* [Required work]: Word for word, restate the records that follow.

* [Provided material]:

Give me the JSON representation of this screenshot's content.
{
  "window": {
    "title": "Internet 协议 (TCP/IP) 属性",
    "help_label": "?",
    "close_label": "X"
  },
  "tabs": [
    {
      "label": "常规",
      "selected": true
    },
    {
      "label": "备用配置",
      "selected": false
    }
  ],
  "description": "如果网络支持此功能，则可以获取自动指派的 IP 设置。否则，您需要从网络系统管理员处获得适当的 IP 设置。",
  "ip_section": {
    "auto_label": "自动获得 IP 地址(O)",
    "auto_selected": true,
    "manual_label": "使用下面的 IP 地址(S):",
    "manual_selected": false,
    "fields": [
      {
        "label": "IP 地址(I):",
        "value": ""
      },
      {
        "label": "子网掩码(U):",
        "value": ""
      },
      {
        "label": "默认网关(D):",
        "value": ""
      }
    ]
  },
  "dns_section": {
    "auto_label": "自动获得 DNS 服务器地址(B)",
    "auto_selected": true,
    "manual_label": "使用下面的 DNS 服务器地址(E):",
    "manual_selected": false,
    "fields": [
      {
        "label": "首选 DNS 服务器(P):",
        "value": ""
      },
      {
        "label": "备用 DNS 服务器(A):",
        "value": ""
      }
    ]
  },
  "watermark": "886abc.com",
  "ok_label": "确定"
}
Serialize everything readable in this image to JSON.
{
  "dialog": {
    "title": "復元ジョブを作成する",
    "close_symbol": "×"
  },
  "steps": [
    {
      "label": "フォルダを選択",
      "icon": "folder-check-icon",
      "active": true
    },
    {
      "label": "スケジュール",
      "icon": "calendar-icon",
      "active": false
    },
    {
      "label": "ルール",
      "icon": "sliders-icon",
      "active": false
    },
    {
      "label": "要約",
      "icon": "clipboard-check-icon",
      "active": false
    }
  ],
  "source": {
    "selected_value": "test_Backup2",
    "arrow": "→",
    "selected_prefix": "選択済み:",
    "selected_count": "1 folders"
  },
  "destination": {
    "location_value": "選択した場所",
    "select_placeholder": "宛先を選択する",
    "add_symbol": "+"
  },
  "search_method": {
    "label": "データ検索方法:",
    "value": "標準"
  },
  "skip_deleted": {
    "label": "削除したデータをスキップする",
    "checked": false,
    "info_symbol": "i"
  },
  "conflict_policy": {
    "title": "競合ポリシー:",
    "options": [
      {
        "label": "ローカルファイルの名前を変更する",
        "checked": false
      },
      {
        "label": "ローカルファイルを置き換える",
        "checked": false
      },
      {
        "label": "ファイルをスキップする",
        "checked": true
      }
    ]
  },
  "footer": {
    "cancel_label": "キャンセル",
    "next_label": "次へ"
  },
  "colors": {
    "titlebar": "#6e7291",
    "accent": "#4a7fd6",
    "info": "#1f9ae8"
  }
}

* [Problem solution]:
Give me the JSON representation of this screenshot's content.
{
  "window": {
    "title": "Internet 协议 (TCP/IP) 属性",
    "help_label": "?",
    "close_label": "X"
  },
  "tabs": [
    {
      "label": "常规",
      "selected": true
    },
    {
      "label": "备用配置",
      "selected": false
    }
  ],
  "description": "如果网络支持此功能，则可以获取自动指派的 IP 设置。否则，您需要从网络系统管理员处获得适当的 IP 设置。",
  "ip_section": {
    "auto_label": "自动获得 IP 地址(O)",
    "auto_selected": true,
    "manual_label": "使用下面的 IP 地址(S):",
    "manual_selected": false,
    "fields": [
      {
        "label": "IP 地址(I):",
        "value": ""
      },
      {
        "label": "子网掩码(U):",
        "value": ""
      },
      {
        "label": "默认网关(D):",
        "value": ""
      }
    ]
  },
  "dns_section": {
    "auto_label": "自动获得 DNS 服务器地址(B)",
    "auto_selected": true,
    "manual_label": "使用下面的 DNS 服务器地址(E):",
    "manual_selected": false,
    "fields": [
      {
        "label": "首选 DNS 服务器(P):",
        "value": ""
      },
      {
        "label": "备用 DNS 服务器(A):",
        "value": ""
      }
    ]
  },
  "watermark": "886abc.com",
  "ok_label": "确定"
}
Serialize everything readable in this image to JSON.
{
  "dialog": {
    "title": "復元ジョブを作成する",
    "close_symbol": "×"
  },
  "steps": [
    {
      "label": "フォルダを選択",
      "icon": "folder-check-icon",
      "active": true
    },
    {
      "label": "スケジュール",
      "icon": "calendar-icon",
      "active": false
    },
    {
      "label": "ルール",
      "icon": "sliders-icon",
      "active": false
    },
    {
      "label": "要約",
      "icon": "clipboard-check-icon",
      "active": false
    }
  ],
  "source": {
    "selected_value": "test_Backup2",
    "arrow": "→",
    "selected_prefix": "選択済み:",
    "selected_count": "1 folders"
  },
  "destination": {
    "location_value": "選択した場所",
    "select_placeholder": "宛先を選択する",
    "add_symbol": "+"
  },
  "search_method": {
    "label": "データ検索方法:",
    "value": "標準"
  },
  "skip_deleted": {
    "label": "削除したデータをスキップする",
    "checked": false,
    "info_symbol": "i"
  },
  "conflict_policy": {
    "title": "競合ポリシー:",
    "options": [
      {
        "label": "ローカルファイルの名前を変更する",
        "checked": false
      },
      {
        "label": "ローカルファイルを置き換える",
        "checked": false
      },
      {
        "label": "ファイルをスキップする",
        "checked": true
      }
    ]
  },
  "footer": {
    "cancel_label": "キャンセル",
    "next_label": "次へ"
  },
  "colors": {
    "titlebar": "#6e7291",
    "accent": "#4a7fd6",
    "info": "#1f9ae8"
  }
}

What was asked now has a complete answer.